| TASK OBJECTIVE |
Could you return all of the records exactly as they stand?

Source data:
..........

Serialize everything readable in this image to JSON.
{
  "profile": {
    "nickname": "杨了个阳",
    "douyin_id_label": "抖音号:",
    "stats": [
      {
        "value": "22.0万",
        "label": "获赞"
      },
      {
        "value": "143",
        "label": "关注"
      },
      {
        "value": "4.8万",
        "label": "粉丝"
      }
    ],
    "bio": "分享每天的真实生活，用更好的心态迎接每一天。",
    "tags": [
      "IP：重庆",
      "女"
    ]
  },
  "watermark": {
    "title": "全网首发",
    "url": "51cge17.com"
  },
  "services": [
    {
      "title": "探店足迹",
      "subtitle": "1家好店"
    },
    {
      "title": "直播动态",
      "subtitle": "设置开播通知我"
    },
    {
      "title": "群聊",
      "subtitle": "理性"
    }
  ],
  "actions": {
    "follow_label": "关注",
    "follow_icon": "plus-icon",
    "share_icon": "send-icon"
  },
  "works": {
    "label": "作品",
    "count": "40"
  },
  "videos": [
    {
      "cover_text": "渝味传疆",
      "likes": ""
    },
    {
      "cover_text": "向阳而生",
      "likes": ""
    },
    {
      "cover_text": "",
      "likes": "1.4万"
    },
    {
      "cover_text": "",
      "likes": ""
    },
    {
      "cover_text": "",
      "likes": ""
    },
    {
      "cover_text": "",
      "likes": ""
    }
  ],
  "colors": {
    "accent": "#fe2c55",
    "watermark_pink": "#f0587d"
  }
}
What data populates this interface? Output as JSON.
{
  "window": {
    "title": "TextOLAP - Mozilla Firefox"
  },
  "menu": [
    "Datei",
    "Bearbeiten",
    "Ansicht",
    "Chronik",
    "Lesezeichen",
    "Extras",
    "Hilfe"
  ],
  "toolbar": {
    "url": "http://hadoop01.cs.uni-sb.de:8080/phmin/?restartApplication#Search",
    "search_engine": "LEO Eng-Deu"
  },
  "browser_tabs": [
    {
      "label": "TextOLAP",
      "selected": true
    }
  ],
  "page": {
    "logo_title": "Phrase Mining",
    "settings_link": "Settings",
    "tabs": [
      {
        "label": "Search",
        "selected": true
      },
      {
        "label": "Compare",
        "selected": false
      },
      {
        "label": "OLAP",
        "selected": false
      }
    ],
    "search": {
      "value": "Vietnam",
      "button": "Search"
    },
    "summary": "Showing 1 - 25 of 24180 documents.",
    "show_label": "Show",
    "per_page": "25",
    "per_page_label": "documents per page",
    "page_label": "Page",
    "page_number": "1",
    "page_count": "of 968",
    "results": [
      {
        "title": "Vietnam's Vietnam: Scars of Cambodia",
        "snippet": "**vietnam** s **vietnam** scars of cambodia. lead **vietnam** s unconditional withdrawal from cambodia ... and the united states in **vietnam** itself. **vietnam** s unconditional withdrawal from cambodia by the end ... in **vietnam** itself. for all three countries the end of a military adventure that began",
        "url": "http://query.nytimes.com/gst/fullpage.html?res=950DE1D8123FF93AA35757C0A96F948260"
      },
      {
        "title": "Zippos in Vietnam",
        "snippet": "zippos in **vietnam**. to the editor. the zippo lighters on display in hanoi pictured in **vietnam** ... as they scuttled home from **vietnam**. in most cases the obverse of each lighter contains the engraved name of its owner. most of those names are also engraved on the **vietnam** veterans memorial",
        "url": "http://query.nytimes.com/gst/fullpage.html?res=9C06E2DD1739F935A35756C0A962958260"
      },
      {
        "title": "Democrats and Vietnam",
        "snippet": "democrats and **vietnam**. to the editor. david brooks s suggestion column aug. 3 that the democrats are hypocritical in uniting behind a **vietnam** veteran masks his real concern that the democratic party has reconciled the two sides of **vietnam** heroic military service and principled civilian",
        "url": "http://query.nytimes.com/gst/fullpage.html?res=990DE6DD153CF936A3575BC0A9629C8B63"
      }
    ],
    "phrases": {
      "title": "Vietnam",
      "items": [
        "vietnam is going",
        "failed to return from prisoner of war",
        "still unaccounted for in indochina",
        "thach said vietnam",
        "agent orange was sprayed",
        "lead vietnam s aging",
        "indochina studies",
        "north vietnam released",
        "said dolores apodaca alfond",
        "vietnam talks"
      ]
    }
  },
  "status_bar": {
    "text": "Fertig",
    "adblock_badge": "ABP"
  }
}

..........

| SOLVED PROBLEM |
Serialize everything readable in this image to JSON.
{
  "profile": {
    "nickname": "杨了个阳",
    "douyin_id_label": "抖音号:",
    "stats": [
      {
        "value": "22.0万",
        "label": "获赞"
      },
      {
        "value": "143",
        "label": "关注"
      },
      {
        "value": "4.8万",
        "label": "粉丝"
      }
    ],
    "bio": "分享每天的真实生活，用更好的心态迎接每一天。",
    "tags": [
      "IP：重庆",
      "女"
    ]
  },
  "watermark": {
    "title": "全网首发",
    "url": "51cge17.com"
  },
  "services": [
    {
      "title": "探店足迹",
      "subtitle": "1家好店"
    },
    {
      "title": "直播动态",
      "subtitle": "设置开播通知我"
    },
    {
      "title": "群聊",
      "subtitle": "理性"
    }
  ],
  "actions": {
    "follow_label": "关注",
    "follow_icon": "plus-icon",
    "share_icon": "send-icon"
  },
  "works": {
    "label": "作品",
    "count": "40"
  },
  "videos": [
    {
      "cover_text": "渝味传疆",
      "likes": ""
    },
    {
      "cover_text": "向阳而生",
      "likes": ""
    },
    {
      "cover_text": "",
      "likes": "1.4万"
    },
    {
      "cover_text": "",
      "likes": ""
    },
    {
      "cover_text": "",
      "likes": ""
    },
    {
      "cover_text": "",
      "likes": ""
    }
  ],
  "colors": {
    "accent": "#fe2c55",
    "watermark_pink": "#f0587d"
  }
}
What data populates this interface? Output as JSON.
{
  "window": {
    "title": "TextOLAP - Mozilla Firefox"
  },
  "menu": [
    "Datei",
    "Bearbeiten",
    "Ansicht",
    "Chronik",
    "Lesezeichen",
    "Extras",
    "Hilfe"
  ],
  "toolbar": {
    "url": "http://hadoop01.cs.uni-sb.de:8080/phmin/?restartApplication#Search",
    "search_engine": "LEO Eng-Deu"
  },
  "browser_tabs": [
    {
      "label": "TextOLAP",
      "selected": true
    }
  ],
  "page": {
    "logo_title": "Phrase Mining",
    "settings_link": "Settings",
    "tabs": [
      {
        "label": "Search",
        "selected": true
      },
      {
        "label": "Compare",
        "selected": false
      },
      {
        "label": "OLAP",
        "selected": false
      }
    ],
    "search": {
      "value": "Vietnam",
      "button": "Search"
    },
    "summary": "Showing 1 - 25 of 24180 documents.",
    "show_label": "Show",
    "per_page": "25",
    "per_page_label": "documents per page",
    "page_label": "Page",
    "page_number": "1",
    "page_count": "of 968",
    "results": [
      {
        "title": "Vietnam's Vietnam: Scars of Cambodia",
        "snippet": "**vietnam** s **vietnam** scars of cambodia. lead **vietnam** s unconditional withdrawal from cambodia ... and the united states in **vietnam** itself. **vietnam** s unconditional withdrawal from cambodia by the end ... in **vietnam** itself. for all three countries the end of a military adventure that began",
        "url": "http://query.nytimes.com/gst/fullpage.html?res=950DE1D8123FF93AA35757C0A96F948260"
      },
      {
        "title": "Zippos in Vietnam",
        "snippet": "zippos in **vietnam**. to the editor. the zippo lighters on display in hanoi pictured in **vietnam** ... as they scuttled home from **vietnam**. in most cases the obverse of each lighter contains the engraved name of its owner. most of those names are also engraved on the **vietnam** veterans memorial",
        "url": "http://query.nytimes.com/gst/fullpage.html?res=9C06E2DD1739F935A35756C0A962958260"
      },
      {
        "title": "Democrats and Vietnam",
        "snippet": "democrats and **vietnam**. to the editor. david brooks s suggestion column aug. 3 that the democrats are hypocritical in uniting behind a **vietnam** veteran masks his real concern that the democratic party has reconciled the two sides of **vietnam** heroic military service and principled civilian",
        "url": "http://query.nytimes.com/gst/fullpage.html?res=990DE6DD153CF936A3575BC0A9629C8B63"
      }
    ],
    "phrases": {
      "title": "Vietnam",
      "items": [
        "vietnam is going",
        "failed to return from prisoner of war",
        "still unaccounted for in indochina",
        "thach said vietnam",
        "agent orange was sprayed",
        "lead vietnam s aging",
        "indochina studies",
        "north vietnam released",
        "said dolores apodaca alfond",
        "vietnam talks"
      ]
    }
  },
  "status_bar": {
    "text": "Fertig",
    "adblock_badge": "ABP"
  }
}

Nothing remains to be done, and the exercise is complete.